The book is divided into four parts. The first, Basics, deals with basic laser physics and the effects of laser radiation in biological tissues. The second part, Principles of Laser Application in Medicine, is a good description of the equipment and techniques used in laser-based therapy. The third part, Areas of Application, occupies more than half of the book and is where the main value of the book resides. It consists of some 400 pages of photographs, drawings, and detailed descriptions of laser applications in ophthalmology, oral surgery, gastroenterology, angiology, plastic surgery and dermatology, urology, orthopedic medicine, and more. The book ends with a part devoted to laser safety in medicine.

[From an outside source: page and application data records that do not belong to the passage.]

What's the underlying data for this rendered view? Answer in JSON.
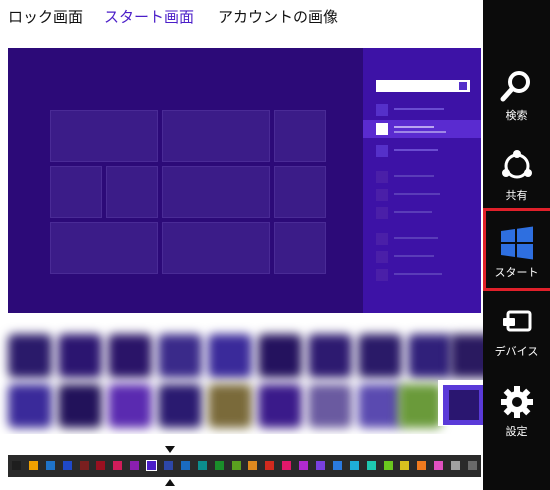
{
  "tabs": [
    {
      "label": "ロック画面"
    },
    {
      "label": "スタート画面",
      "selected": true
    },
    {
      "label": "アカウントの画像"
    }
  ],
  "charms": [
    {
      "label": "検索",
      "icon": "search-icon"
    },
    {
      "label": "共有",
      "icon": "share-icon"
    },
    {
      "label": "スタート",
      "icon": "windows-logo-icon",
      "highlighted": true
    },
    {
      "label": "デバイス",
      "icon": "devices-icon"
    },
    {
      "label": "設定",
      "icon": "gear-icon"
    }
  ],
  "colors": {
    "accent_tab": "#4b1ec8",
    "preview_background": "#2c0a78",
    "charm_bar": "#0b0b0b",
    "highlight_box": "#e0202a"
  },
  "background_colors": [
    "#1e1e1e",
    "#f0a000",
    "#1f74c9",
    "#1f49c9",
    "#7a1f1f",
    "#9a1020",
    "#d21c5a",
    "#8a1fb0",
    "#4b1ec8",
    "#2d47a8",
    "#1a6bc0",
    "#0b8e8e",
    "#1a8e2a",
    "#5aa01f",
    "#e08a1f",
    "#d22a1e",
    "#e0186a",
    "#b02ad0",
    "#7a40e0",
    "#2a7ae0",
    "#1eaed8",
    "#1ec8b0",
    "#6ac81e",
    "#d8c01e",
    "#f07a1e",
    "#e050c0",
    "#a0a0a0",
    "#6a6a6a"
  ],
  "selected_background_color": "#4b1ec8"
}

This book is a must for the practicing physician because it deals with every type of medical laser application. It gathers everything there is to know about lasers in medicine by collecting a large number of case studies presented by specialists from all over the world, each having extensive practical experience. The book also gives medical doctors a good introduction to laser physics and summarizes all the available laser systems and their medical applications.

Applied Laser Medicine, however, is not intended for physicists or technical people who want to immerse themselves for the first time in medical physics. Although the physics principles used in the book are at the undergraduate level, the laser–tissue interaction part is treated at a higher level. It will not, however, be of much interest to the researcher working on laser propagation through inhomogeneous media, for example. The book is specifically designed for the medical community, and the experienced medical physicist with a good medical background will also benefit from it.

F. Javier Gonzalez is an assistant professor of physics at the Research Institute of Optical Communications IICO in San Luis Potosi, Mexico. He has published more than 10 articles in the areas of infrared detectors and infrared focal-plane arrays.